Failure Analysis on Pulse Transformers

“Gideon Analytical Laboratories received six pulse transformer. Three were good, three were failures. Transformers can be thought of as an electrical component rather than an electronic component. A transformer basically is very simple static (or stationary) electro-magnetic passive electrical device that works to convert electrical energy from one value to another. The transformer does this by linking together two or more electrical circuits using a common oscillating magnetic circuit which is produced by the transformer itself. A transformer operates on the principle of electromagnetic induction. Faraday’s Law, which states that a time-varying magnetic field can induce a time-varying voltage in a loop of wire, is how transformers work. Usually, this accomplished by wrapping multiple turns of wire around some type of ferromagnetic material. Usually, there are two sets of windings: a primary and a secondary. The primary winding is attached to the generator; the secondary side is attached to the load. For this job, the goal was to determine the cause of the failures and inspect the other unused transformers for possible workmanship, material, or process that may have contributed to the cause of the failures experienced. Gideon Analytical Laboratories conducted electronic failure analysis on the transformers. Several different types of tests were run, as indicated by the table below:

SampleHermeticCavitiesNeck downChloridesDye penetrationWire coatingelectricalPotting
1NoyesYesYesyesNDfailND
2NoYesYesYesNDpoly(amideimidoether) on poly(esteramidoimide)failsilica, epoxy resin, and a hydrocarbon containing an ester group
3NoYesYesYesYes?
4YesYesNoNoNDpoly(amideimidoether)on poly(esterimide)passsilicate filler in epoxy resin
5NDNDNDNDNDNDpassND
6NoYesNoyesNDSame as #2passSame as #2

Failures resulted from neckdowns and scintillation. There was also chloride present in the virgin package. Ubiquitous cavities in the presence of non-hermetic seals suggest a poor encapsulation process. The potting material had polyesters that could hydrolyze and contribute to failures. In sum, these transformers were in really bad shape. Gideon Analytical Laboratories can be brutally honest. But what else would you want in an analytical laboratory?  We give electronics companies candid, accurate, and fact-based assessments of their products. We can determine why almost anything electrical is failing. Is it design? manufacturing? application?  Is it your process?  Is it assembly?  We can determine what parts are failing and why. We are here to help you. We are here to ease your burden. Let us help save you time and money. If you want the mystery solved, give Gideon Analytical Laboratories a call today. 845-255-5356

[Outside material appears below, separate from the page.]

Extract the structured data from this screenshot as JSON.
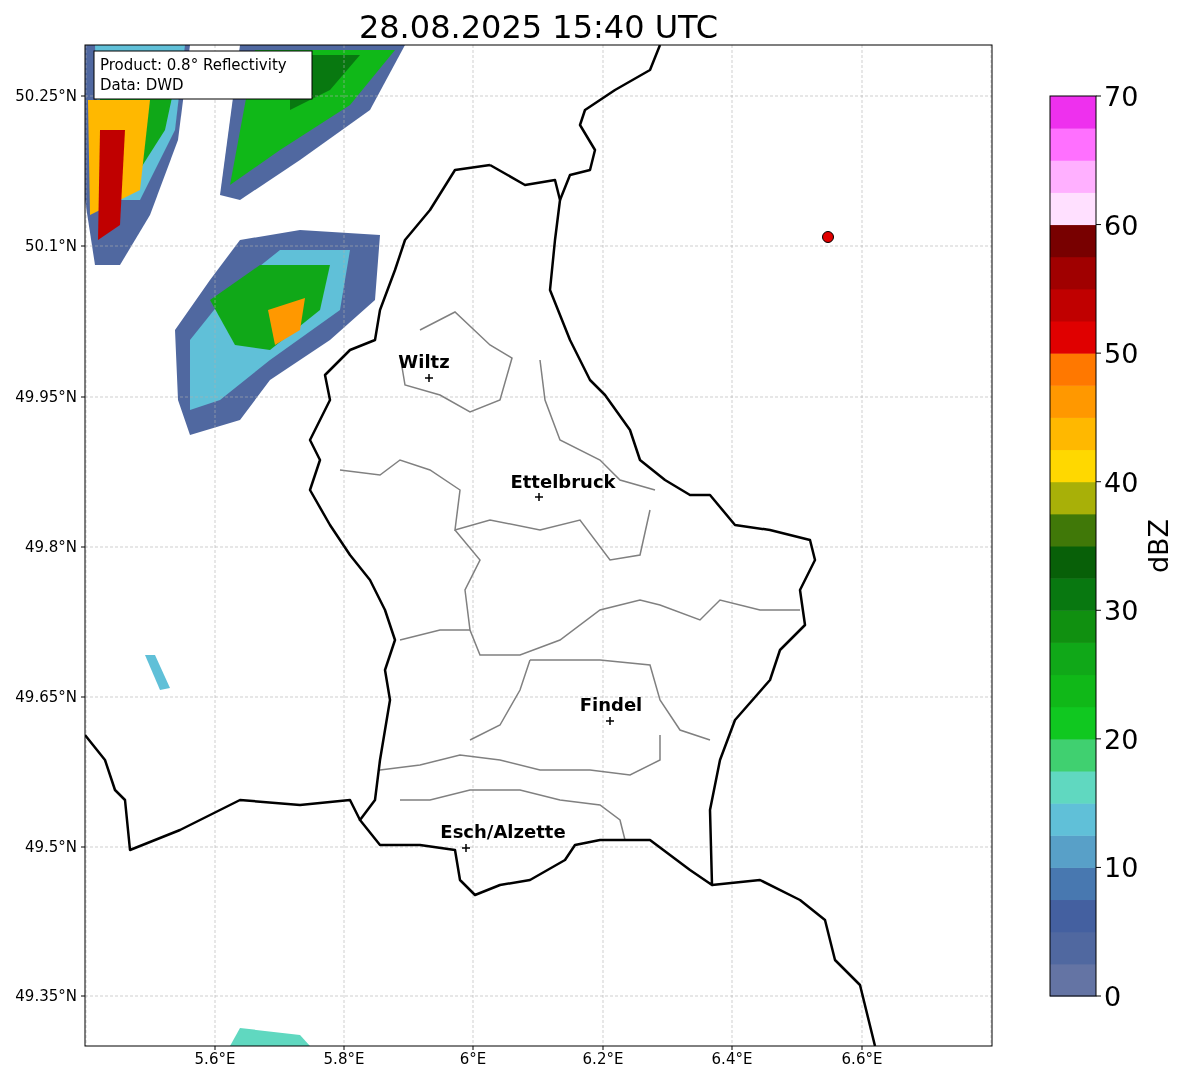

Arrow points to place where moisture ingress can occur

Arrow points to place where moisture ingress can occur

Micrograph of Sample 1 at neck down

Micrograph of Sample 1 at neck down

BTA16-800

BTA16-800

Lack of sealing

Lack of sealing

Bottom of transformer, dye penetration under black light

Bottom of transformer, dye penetration under black light

Failure site, sample 2

Failure site, sample 2

Sample 1, dye shows it is vulnerable to penetration

Sample 1, dye shows it is vulnerable to penetration